> _THE PROBLEM_:
When "macro" occurs in a line of the material, copy that line.

> _DATA FOR ANALYSIS_:
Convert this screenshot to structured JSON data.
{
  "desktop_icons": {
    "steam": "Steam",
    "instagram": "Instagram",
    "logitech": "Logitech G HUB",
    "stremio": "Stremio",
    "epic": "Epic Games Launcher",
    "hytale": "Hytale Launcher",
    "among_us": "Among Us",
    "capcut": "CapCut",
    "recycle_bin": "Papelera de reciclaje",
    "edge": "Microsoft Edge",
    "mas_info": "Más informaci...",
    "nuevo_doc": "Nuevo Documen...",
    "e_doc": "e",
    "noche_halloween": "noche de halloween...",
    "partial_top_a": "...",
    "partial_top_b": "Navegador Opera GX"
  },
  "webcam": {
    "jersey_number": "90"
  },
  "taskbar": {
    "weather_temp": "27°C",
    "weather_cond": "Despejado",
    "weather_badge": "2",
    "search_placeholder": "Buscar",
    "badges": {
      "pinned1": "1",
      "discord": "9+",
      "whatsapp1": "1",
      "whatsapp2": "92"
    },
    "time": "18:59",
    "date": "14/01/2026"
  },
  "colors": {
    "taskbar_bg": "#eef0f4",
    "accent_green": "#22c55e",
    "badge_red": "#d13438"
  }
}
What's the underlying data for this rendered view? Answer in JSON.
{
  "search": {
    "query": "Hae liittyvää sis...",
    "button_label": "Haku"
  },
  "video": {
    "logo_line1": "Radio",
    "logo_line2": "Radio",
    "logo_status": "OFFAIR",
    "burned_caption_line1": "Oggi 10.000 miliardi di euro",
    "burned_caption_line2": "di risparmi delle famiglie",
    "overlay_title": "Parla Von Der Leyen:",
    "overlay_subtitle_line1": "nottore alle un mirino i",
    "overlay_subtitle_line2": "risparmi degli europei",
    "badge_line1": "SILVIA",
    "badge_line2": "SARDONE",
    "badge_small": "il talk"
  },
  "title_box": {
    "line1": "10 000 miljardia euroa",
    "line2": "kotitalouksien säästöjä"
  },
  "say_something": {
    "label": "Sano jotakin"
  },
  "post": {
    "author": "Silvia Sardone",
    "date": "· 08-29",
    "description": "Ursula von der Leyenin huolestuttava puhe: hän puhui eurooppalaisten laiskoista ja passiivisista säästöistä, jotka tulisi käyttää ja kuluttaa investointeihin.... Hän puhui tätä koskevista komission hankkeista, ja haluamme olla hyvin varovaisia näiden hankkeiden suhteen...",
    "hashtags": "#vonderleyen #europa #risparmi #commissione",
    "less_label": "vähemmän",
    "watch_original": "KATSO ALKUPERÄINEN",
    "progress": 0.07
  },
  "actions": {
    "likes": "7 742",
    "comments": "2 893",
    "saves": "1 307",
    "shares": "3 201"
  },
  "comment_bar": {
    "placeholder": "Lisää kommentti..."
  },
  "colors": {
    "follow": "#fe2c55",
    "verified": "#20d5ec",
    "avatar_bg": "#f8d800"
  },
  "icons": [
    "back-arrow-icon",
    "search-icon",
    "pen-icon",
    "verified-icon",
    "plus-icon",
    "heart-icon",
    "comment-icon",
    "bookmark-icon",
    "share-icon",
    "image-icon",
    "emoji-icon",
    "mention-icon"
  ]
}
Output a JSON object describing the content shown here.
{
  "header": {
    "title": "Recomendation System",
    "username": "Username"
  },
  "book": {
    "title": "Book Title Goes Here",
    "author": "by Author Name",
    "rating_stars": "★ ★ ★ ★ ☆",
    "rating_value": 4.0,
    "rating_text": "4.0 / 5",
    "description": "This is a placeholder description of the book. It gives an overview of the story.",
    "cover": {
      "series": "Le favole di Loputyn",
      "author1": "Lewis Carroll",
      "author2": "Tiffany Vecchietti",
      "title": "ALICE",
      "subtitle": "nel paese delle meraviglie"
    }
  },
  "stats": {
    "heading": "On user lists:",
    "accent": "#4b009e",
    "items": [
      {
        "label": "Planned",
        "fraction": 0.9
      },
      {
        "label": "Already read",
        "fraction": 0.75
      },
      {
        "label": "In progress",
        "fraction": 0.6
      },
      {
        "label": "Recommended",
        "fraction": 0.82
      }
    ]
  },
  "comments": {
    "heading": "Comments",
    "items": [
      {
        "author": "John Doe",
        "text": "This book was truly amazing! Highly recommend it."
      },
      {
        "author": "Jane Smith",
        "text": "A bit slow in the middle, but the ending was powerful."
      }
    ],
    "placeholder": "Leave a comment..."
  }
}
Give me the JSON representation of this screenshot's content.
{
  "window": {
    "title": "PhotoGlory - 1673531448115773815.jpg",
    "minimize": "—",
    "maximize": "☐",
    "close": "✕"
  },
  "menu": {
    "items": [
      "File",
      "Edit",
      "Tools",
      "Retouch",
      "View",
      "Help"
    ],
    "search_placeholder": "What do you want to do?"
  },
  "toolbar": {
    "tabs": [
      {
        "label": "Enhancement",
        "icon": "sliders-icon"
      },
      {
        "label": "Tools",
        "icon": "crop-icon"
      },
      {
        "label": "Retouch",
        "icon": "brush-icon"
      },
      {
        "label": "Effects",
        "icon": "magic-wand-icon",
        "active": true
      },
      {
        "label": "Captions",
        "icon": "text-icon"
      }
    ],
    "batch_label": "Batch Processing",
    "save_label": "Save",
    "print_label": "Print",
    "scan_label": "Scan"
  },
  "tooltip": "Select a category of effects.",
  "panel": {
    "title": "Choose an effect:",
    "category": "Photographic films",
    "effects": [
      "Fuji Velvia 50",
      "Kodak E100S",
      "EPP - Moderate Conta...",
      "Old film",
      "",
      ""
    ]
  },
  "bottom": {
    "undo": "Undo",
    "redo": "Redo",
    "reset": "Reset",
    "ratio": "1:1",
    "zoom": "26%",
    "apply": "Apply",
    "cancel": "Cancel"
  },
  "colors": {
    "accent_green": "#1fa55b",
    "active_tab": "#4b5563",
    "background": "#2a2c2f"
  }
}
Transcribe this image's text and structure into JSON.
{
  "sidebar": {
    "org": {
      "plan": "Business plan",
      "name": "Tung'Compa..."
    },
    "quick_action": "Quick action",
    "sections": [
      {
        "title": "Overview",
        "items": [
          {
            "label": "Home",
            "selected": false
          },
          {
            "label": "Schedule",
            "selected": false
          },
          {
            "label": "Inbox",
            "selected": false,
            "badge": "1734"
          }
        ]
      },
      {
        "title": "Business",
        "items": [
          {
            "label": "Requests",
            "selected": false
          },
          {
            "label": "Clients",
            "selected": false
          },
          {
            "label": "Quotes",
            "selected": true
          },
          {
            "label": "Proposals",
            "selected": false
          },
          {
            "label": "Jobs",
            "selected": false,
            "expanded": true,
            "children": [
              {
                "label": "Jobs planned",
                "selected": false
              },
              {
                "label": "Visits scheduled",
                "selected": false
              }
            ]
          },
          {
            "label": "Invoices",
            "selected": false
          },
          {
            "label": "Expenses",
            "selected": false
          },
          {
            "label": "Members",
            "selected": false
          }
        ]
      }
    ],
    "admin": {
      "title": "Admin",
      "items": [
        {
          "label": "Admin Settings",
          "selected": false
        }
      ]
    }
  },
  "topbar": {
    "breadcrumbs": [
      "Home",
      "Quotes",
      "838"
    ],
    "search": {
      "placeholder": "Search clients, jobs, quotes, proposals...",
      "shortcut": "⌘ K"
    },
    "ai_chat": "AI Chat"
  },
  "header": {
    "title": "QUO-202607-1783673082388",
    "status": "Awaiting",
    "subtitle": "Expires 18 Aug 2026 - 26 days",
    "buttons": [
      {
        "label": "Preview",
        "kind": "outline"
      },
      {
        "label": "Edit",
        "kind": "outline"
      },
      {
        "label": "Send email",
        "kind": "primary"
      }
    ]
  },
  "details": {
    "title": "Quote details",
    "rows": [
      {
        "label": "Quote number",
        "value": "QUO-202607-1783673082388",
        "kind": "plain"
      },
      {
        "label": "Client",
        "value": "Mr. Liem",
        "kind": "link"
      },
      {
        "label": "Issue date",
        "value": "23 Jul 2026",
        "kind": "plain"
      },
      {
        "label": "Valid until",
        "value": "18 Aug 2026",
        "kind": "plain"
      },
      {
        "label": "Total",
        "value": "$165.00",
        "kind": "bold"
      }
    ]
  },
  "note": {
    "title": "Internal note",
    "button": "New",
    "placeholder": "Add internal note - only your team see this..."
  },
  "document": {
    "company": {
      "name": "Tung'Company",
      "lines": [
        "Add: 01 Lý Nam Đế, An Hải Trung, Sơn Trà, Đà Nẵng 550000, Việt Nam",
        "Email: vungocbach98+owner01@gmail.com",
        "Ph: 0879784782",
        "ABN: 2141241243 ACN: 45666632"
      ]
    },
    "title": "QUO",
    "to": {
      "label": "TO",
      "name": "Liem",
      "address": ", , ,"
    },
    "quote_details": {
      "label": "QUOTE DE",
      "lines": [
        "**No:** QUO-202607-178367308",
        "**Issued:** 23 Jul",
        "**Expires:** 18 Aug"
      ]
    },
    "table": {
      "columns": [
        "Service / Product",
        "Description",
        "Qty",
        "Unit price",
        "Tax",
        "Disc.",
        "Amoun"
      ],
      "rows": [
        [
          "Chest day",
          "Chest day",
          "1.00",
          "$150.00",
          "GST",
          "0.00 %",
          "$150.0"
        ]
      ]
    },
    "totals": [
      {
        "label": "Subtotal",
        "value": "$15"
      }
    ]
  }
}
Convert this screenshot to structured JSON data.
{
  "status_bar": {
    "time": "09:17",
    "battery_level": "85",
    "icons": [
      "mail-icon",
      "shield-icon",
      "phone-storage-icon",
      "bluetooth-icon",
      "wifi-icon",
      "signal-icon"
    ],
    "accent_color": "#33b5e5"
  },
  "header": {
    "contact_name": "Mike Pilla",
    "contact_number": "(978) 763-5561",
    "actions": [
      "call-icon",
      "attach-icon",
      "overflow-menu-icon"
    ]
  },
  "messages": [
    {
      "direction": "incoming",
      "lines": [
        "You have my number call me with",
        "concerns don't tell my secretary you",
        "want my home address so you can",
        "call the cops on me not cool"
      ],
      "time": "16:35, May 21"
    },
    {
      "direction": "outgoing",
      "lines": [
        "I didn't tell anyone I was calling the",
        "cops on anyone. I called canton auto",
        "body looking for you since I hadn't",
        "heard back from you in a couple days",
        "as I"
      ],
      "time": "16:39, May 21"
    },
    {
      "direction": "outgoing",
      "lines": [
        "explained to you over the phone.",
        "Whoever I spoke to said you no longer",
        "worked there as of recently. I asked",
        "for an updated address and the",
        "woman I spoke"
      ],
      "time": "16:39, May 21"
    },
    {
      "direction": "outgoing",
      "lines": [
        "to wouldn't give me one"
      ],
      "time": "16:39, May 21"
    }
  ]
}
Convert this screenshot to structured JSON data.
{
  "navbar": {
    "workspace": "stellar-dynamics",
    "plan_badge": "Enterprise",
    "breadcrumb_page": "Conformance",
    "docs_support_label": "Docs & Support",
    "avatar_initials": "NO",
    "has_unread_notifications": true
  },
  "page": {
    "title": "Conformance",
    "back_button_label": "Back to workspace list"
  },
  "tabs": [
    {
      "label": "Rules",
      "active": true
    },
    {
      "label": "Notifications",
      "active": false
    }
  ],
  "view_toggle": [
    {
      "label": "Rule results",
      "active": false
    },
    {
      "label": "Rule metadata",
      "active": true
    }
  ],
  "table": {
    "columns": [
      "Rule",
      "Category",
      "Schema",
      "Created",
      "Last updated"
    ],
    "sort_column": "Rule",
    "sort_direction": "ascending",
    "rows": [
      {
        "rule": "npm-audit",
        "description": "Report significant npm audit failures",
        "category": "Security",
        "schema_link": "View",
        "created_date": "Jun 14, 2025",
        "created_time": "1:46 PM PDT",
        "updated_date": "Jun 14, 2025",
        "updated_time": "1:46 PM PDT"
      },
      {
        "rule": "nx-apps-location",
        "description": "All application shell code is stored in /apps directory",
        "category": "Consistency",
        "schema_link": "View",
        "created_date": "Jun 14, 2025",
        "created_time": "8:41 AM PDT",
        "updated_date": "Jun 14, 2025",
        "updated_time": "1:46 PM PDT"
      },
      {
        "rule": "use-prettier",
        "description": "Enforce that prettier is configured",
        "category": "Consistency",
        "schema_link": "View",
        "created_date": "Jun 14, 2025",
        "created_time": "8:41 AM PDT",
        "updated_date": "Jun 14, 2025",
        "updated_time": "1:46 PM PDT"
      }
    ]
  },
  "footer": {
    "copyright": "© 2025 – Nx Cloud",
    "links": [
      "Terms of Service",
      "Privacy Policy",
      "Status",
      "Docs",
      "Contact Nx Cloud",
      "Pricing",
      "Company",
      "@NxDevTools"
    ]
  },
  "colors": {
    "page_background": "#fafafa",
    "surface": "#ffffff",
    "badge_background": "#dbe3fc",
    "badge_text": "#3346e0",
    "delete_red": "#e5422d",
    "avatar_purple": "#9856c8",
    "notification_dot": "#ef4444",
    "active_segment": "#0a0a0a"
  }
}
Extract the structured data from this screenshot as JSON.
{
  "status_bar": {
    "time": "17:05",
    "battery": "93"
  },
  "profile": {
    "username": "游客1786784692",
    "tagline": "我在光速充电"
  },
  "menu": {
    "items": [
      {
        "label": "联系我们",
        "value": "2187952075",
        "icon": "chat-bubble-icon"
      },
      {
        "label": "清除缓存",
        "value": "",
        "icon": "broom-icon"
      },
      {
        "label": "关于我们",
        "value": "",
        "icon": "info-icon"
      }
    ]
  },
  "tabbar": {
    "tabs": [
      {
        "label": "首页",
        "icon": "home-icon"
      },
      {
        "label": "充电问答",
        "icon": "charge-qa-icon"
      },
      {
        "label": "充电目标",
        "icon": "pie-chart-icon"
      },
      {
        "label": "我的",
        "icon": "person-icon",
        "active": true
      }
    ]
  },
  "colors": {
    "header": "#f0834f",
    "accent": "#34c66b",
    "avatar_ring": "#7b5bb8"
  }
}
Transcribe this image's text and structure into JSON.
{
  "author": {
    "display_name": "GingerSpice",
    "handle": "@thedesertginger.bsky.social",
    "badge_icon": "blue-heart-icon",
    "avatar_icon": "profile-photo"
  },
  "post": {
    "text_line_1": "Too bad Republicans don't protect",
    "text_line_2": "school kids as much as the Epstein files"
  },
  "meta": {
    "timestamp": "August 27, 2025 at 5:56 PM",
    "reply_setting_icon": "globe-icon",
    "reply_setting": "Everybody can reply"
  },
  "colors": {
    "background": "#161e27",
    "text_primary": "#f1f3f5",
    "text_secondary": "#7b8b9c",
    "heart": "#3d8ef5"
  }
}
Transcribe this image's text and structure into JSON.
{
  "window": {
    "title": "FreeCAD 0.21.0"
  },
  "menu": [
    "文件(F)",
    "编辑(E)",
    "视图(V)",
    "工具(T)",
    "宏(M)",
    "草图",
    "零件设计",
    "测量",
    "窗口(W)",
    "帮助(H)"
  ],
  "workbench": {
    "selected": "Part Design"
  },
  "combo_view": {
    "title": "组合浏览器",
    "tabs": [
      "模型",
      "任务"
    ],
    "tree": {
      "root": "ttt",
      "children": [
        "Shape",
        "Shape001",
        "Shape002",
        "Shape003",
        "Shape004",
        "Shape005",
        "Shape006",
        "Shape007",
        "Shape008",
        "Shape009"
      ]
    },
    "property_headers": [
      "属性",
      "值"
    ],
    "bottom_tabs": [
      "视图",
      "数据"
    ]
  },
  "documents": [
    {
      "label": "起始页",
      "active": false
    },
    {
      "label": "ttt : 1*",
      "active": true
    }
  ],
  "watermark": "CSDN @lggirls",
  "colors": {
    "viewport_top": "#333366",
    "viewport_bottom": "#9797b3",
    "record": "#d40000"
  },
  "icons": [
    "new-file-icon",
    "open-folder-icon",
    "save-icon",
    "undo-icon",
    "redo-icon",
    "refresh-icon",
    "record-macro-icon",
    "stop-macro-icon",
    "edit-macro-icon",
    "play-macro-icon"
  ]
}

> _RESULT BELOW_:
    "record-macro-icon",
    "stop-macro-icon",
    "edit-macro-icon",
    "play-macro-icon"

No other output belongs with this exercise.